*What is expected*.
Print the listing below a second time, exactly, and omit its images.

*Material for this exercise*.

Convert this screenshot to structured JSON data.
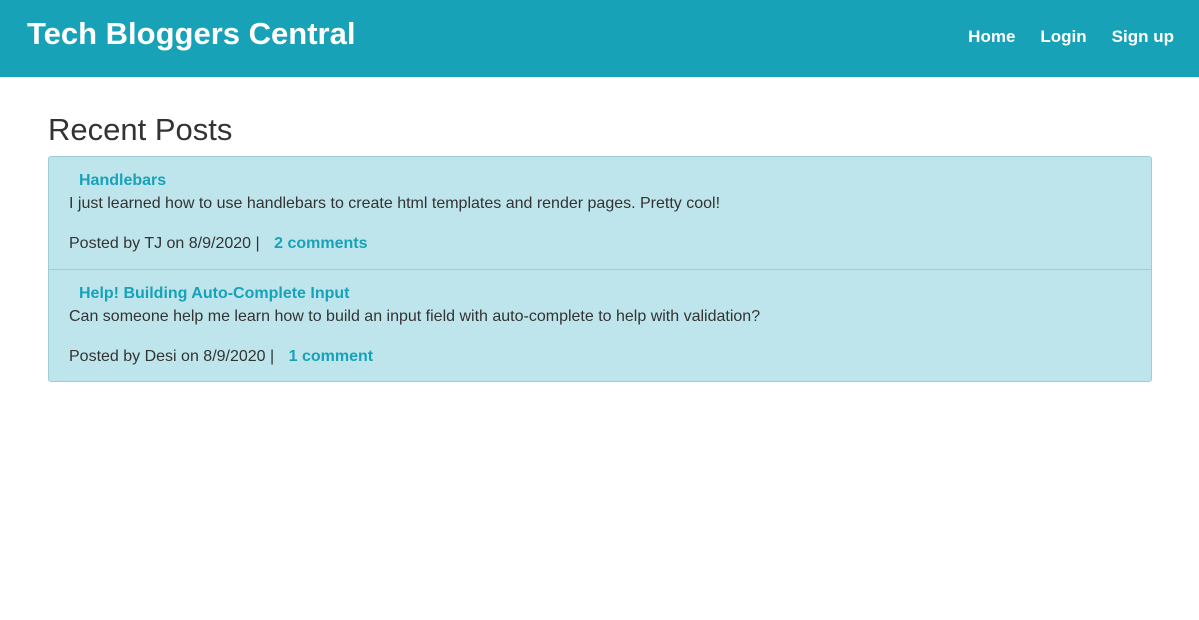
{
  "header": {
    "brand": "Tech Bloggers Central",
    "nav": {
      "home": "Home",
      "login": "Login",
      "signup": "Sign up"
    }
  },
  "main": {
    "title": "Recent Posts",
    "posts": [
      {
        "title": "Handlebars",
        "body": "I just learned how to use handlebars to create html templates and render pages. Pretty cool!",
        "meta": "Posted by TJ on 8/9/2020 |",
        "comments": "2 comments"
      },
      {
        "title": "Help! Building Auto-Complete Input",
        "body": "Can someone help me learn how to build an input field with auto-complete to help with validation?",
        "meta": "Posted by Desi on 8/9/2020 |",
        "comments": "1 comment"
      }
    ]
  },
  "colors": {
    "accent": "#17a2b8",
    "post_background": "#bee5eb",
    "text": "#333333"
  }
}
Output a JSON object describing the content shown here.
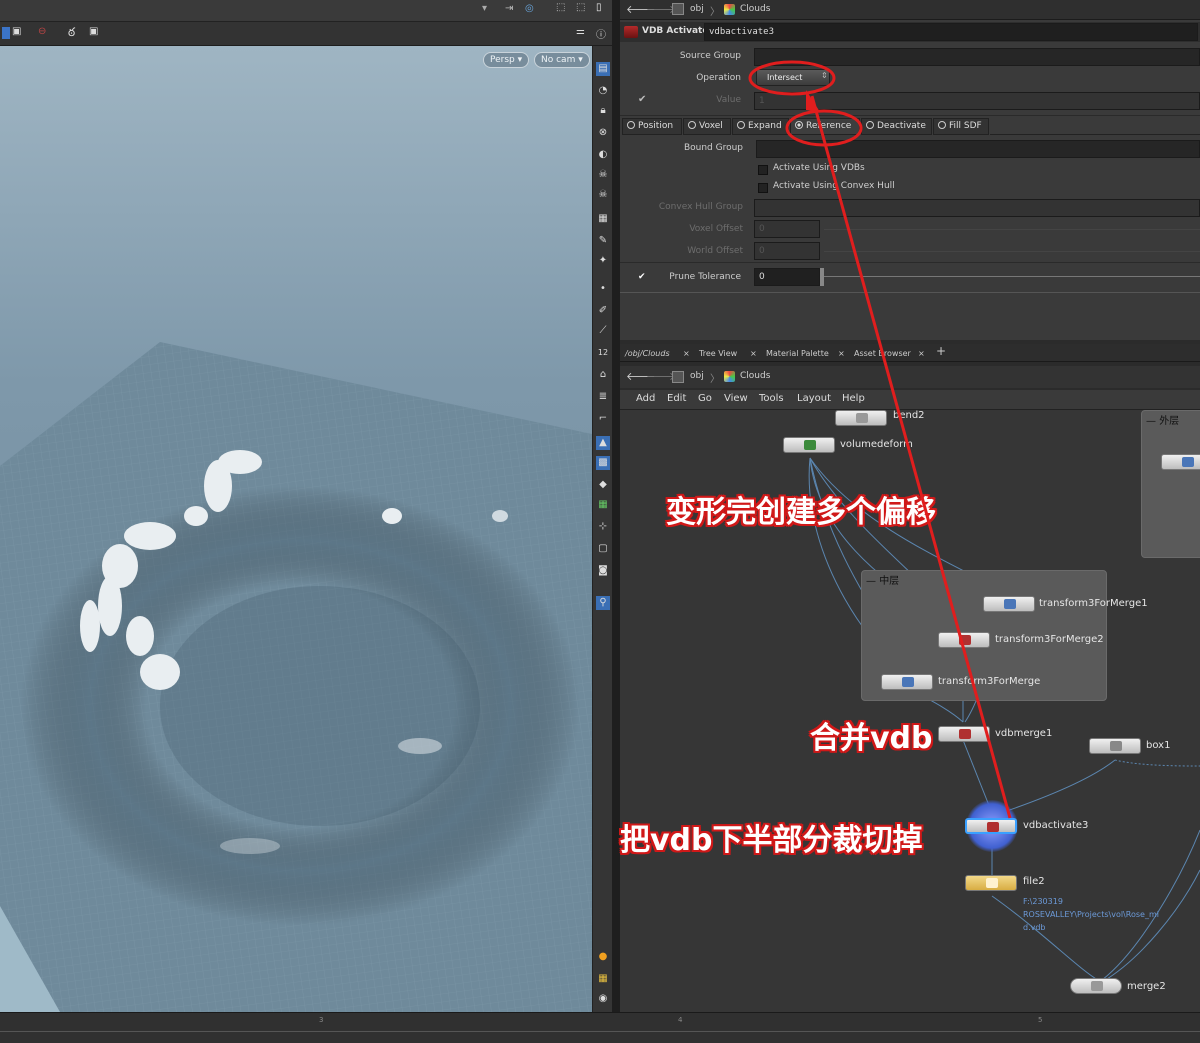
{
  "header": {
    "path_root": "obj",
    "path_node": "Clouds"
  },
  "viewport": {
    "persp_label": "Persp",
    "cam_label": "No cam"
  },
  "parameters": {
    "node_type": "VDB Activate",
    "node_name": "vdbactivate3",
    "source_group_label": "Source Group",
    "operation_label": "Operation",
    "operation_value": "Intersect",
    "value_label": "Value",
    "value_value": "1",
    "tabs": [
      "Position",
      "Voxel",
      "Expand",
      "Reference",
      "Deactivate",
      "Fill SDF"
    ],
    "bound_group_label": "Bound Group",
    "activate_vdbs_label": "Activate Using VDBs",
    "activate_hull_label": "Activate Using Convex Hull",
    "convex_hull_group_label": "Convex Hull Group",
    "voxel_offset_label": "Voxel Offset",
    "voxel_offset_value": "0",
    "world_offset_label": "World Offset",
    "world_offset_value": "0",
    "prune_tolerance_label": "Prune Tolerance",
    "prune_tolerance_value": "0"
  },
  "network": {
    "tabs": [
      "/obj/Clouds",
      "Tree View",
      "Material Palette",
      "Asset Browser"
    ],
    "path_root": "obj",
    "path_node": "Clouds",
    "menu": [
      "Add",
      "Edit",
      "Go",
      "View",
      "Tools",
      "Layout",
      "Help"
    ],
    "box_middle": "中层",
    "box_outer": "外层",
    "nodes": {
      "bend": "bend2",
      "volumedeform": "volumedeform",
      "t1": "transform3ForMerge1",
      "t2": "transform3ForMerge2",
      "t3": "transform3ForMerge",
      "merge": "vdbmerge1",
      "box": "box1",
      "activate": "vdbactivate3",
      "file": "file2",
      "file_path": "F:\\230319\nROSEVALLEY\\Projects\\vol\\Rose_mi\nd.vdb",
      "merge2": "merge2"
    }
  },
  "annotations": {
    "deform": "变形完创建多个偏移",
    "merge": "合并vdb",
    "cut": "把vdb下半部分裁切掉"
  },
  "timeline": {
    "ticks": [
      "3",
      "4",
      "5"
    ]
  }
}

*Solution to the exercise*.
Convert this screenshot to structured JSON data.
{
  "header": {
    "brand": "Tech Bloggers Central",
    "nav": {
      "home": "Home",
      "login": "Login",
      "signup": "Sign up"
    }
  },
  "main": {
    "title": "Recent Posts",
    "posts": [
      {
        "title": "Handlebars",
        "body": "I just learned how to use handlebars to create html templates and render pages. Pretty cool!",
        "meta": "Posted by TJ on 8/9/2020 |",
        "comments": "2 comments"
      },
      {
        "title": "Help! Building Auto-Complete Input",
        "body": "Can someone help me learn how to build an input field with auto-complete to help with validation?",
        "meta": "Posted by Desi on 8/9/2020 |",
        "comments": "1 comment"
      }
    ]
  },
  "colors": {
    "accent": "#17a2b8",
    "post_background": "#bee5eb",
    "text": "#333333"
  }
}
Output a JSON object describing the content shown here.
{
  "header": {
    "path_root": "obj",
    "path_node": "Clouds"
  },
  "viewport": {
    "persp_label": "Persp",
    "cam_label": "No cam"
  },
  "parameters": {
    "node_type": "VDB Activate",
    "node_name": "vdbactivate3",
    "source_group_label": "Source Group",
    "operation_label": "Operation",
    "operation_value": "Intersect",
    "value_label": "Value",
    "value_value": "1",
    "tabs": [
      "Position",
      "Voxel",
      "Expand",
      "Reference",
      "Deactivate",
      "Fill SDF"
    ],
    "bound_group_label": "Bound Group",
    "activate_vdbs_label": "Activate Using VDBs",
    "activate_hull_label": "Activate Using Convex Hull",
    "convex_hull_group_label": "Convex Hull Group",
    "voxel_offset_label": "Voxel Offset",
    "voxel_offset_value": "0",
    "world_offset_label": "World Offset",
    "world_offset_value": "0",
    "prune_tolerance_label": "Prune Tolerance",
    "prune_tolerance_value": "0"
  },
  "network": {
    "tabs": [
      "/obj/Clouds",
      "Tree View",
      "Material Palette",
      "Asset Browser"
    ],
    "path_root": "obj",
    "path_node": "Clouds",
    "menu": [
      "Add",
      "Edit",
      "Go",
      "View",
      "Tools",
      "Layout",
      "Help"
    ],
    "box_middle": "中层",
    "box_outer": "外层",
    "nodes": {
      "bend": "bend2",
      "volumedeform": "volumedeform",
      "t1": "transform3ForMerge1",
      "t2": "transform3ForMerge2",
      "t3": "transform3ForMerge",
      "merge": "vdbmerge1",
      "box": "box1",
      "activate": "vdbactivate3",
      "file": "file2",
      "file_path": "F:\\230319\nROSEVALLEY\\Projects\\vol\\Rose_mi\nd.vdb",
      "merge2": "merge2"
    }
  },
  "annotations": {
    "deform": "变形完创建多个偏移",
    "merge": "合并vdb",
    "cut": "把vdb下半部分裁切掉"
  },
  "timeline": {
    "ticks": [
      "3",
      "4",
      "5"
    ]
  }
}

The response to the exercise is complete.